6. Bigger standard deductions for older, blind filers: Most people claim the standard deduction, especially since the Tax Cuts and Jobs Act (TCJA) greatly increased those amounts. Your exact standard deduction amount is based on your filing status. But a couple of other factors can come into play here. Older and visually impaired taxpayers generally can claim additional standard deduction amounts (starting at $1,650 more) just by checking boxes on Form 1040 or by filing the new Form 1040-SR created especially for senior citizen taxpayers.
7. Donating retirement money: If you did a great job saving for retirement, you might not need all that golden years' cash. Good for you! But the IRS still wants you to take out this money as a required minimum distribution (RMD). Thanks to the recently enacted SECURE Act provisions included in the extenders bill, the RMD age now is 72 instead of 70½. But you still can avoid those RMD taxes by donating up to $100,000 a year of your required withdrawal to an IRS-approved charity. You can even start doing so at your 70½ birthday. Just make sure you do so as a direct transfer, known as a Qualified Charitable Distribution or QCD, to the charity. You can't deduct these QCDs, but the donations meet RMD rules, aren't included in your adjusted gross income and therefore aren't taxable to you.
8. Retirement savings credit: Before you start using or donating your retirement funds, you need to stash cash these accounts. The Saver's Credit can help. As long as you don't make a lot of money but are contributing to an IRS-approved retirement plan, such as a traditional or Roth IRA or a workplace 401(k) plan (either as an employee or via a self-employment retirement option), this credit could get you an extra $1,000 tax break.
9. Self-employment tax breaks: More of us are working side jobs, either to supplement sluggish wages or as our full-time money-making endeavor. Not only does being you own boss offer more freedom, the tax code provides some ways to make use at filing time of some self-employment expenses.

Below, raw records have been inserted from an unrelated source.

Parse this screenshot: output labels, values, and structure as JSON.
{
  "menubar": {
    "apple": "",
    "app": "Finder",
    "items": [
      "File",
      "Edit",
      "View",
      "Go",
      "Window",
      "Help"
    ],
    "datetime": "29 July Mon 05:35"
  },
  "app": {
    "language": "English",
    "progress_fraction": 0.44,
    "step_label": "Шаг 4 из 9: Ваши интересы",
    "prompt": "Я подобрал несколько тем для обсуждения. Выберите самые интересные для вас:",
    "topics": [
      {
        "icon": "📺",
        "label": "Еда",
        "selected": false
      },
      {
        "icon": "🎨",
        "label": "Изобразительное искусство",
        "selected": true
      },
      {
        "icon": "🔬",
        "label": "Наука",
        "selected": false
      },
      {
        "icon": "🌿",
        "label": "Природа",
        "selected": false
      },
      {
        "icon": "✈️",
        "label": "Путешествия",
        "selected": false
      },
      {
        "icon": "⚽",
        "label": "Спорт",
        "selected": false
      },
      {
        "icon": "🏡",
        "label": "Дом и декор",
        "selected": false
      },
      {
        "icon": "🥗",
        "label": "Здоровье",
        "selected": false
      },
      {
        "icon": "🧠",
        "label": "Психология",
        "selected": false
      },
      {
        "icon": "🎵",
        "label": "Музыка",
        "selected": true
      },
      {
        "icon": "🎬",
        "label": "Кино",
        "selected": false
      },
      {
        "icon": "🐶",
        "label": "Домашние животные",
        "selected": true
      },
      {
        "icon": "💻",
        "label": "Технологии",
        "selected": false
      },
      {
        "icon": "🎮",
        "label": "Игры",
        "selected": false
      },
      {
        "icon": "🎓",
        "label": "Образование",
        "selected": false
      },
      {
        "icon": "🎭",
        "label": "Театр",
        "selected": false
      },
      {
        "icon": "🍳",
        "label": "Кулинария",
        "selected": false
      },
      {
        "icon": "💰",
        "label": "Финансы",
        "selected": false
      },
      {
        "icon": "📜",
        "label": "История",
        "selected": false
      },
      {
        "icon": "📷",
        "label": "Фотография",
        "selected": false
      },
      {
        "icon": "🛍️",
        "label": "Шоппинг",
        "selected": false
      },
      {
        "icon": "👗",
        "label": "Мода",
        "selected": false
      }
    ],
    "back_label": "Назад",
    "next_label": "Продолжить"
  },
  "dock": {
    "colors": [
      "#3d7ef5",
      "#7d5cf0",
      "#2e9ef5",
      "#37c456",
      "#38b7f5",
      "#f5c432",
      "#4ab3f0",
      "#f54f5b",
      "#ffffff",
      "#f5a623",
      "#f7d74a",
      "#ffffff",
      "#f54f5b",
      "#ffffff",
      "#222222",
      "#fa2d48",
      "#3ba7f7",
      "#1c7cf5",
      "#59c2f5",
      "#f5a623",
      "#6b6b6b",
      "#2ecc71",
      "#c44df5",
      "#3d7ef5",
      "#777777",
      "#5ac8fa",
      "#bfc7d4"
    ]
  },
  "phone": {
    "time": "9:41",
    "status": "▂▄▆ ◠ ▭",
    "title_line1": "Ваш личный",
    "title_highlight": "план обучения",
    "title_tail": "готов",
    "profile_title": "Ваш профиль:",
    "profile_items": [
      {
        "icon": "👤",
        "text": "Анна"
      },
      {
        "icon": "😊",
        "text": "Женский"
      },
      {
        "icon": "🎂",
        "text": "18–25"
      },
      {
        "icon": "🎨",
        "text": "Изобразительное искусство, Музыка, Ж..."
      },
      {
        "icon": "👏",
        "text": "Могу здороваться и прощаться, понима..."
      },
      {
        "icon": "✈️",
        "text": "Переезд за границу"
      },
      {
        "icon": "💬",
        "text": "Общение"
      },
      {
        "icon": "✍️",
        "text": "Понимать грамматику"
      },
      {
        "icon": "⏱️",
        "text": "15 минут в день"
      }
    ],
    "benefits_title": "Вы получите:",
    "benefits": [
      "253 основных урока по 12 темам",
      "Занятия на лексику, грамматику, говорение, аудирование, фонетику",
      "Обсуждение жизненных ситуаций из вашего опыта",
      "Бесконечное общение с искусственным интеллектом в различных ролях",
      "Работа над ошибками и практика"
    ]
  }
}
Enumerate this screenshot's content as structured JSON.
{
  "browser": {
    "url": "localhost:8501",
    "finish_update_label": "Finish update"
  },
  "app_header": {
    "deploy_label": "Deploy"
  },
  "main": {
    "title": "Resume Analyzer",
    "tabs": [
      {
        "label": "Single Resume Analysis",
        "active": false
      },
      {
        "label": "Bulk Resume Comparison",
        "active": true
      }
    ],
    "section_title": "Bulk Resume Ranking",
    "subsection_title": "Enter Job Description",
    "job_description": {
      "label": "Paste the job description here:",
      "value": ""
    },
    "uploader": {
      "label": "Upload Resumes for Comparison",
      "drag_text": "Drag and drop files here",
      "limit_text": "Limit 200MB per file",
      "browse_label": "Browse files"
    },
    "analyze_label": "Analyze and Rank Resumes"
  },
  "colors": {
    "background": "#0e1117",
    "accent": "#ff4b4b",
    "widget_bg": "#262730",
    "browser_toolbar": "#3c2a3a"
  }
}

If you pay for your medical insurance as a self-employed worker, be sure to deduct that as an above-the-line deduction found on Schedule 1. Ditto for half the self-employment (SE) tax you pay. And don't forget about retirement. You can several self-employed retirement plan options. These contributions also count toward the Saver's Credit cited in overlooked tax break #8, as well as can be claimed as another income adjustment on Schedule 1 of your Form 1040.
There also are a slew of expenses you, as a sole proprietor of one full-time or many side hustles, can claim on your Schedule C for each.
10. Many medical deductions: Many of the folks who still itemize tend to be folks with large medical expenses. Those previously mentioned extenders make this even more worthwhile by keeping the threshold that medical expenses must exceed at 7.5 percent (instead of 10 percent) of your adjusted gross income.
To help you clear that hurdle, make sure you claim all allowable medical costs. These range from medical miles to certain health insurance premiums and many more, discussed in my earlier look at IRS-approved deductible medical expenses.
It might take a bit more time and work to claim these tax breaks. And yes, if you use tax software or hire a tax preparer to help with your taxes, they should catch these if you qualify.
But it never hurts to know what to look for. And in most cases, it's definitely worth the extra filing trouble to save some (and sometimes a lot of) tax dollars.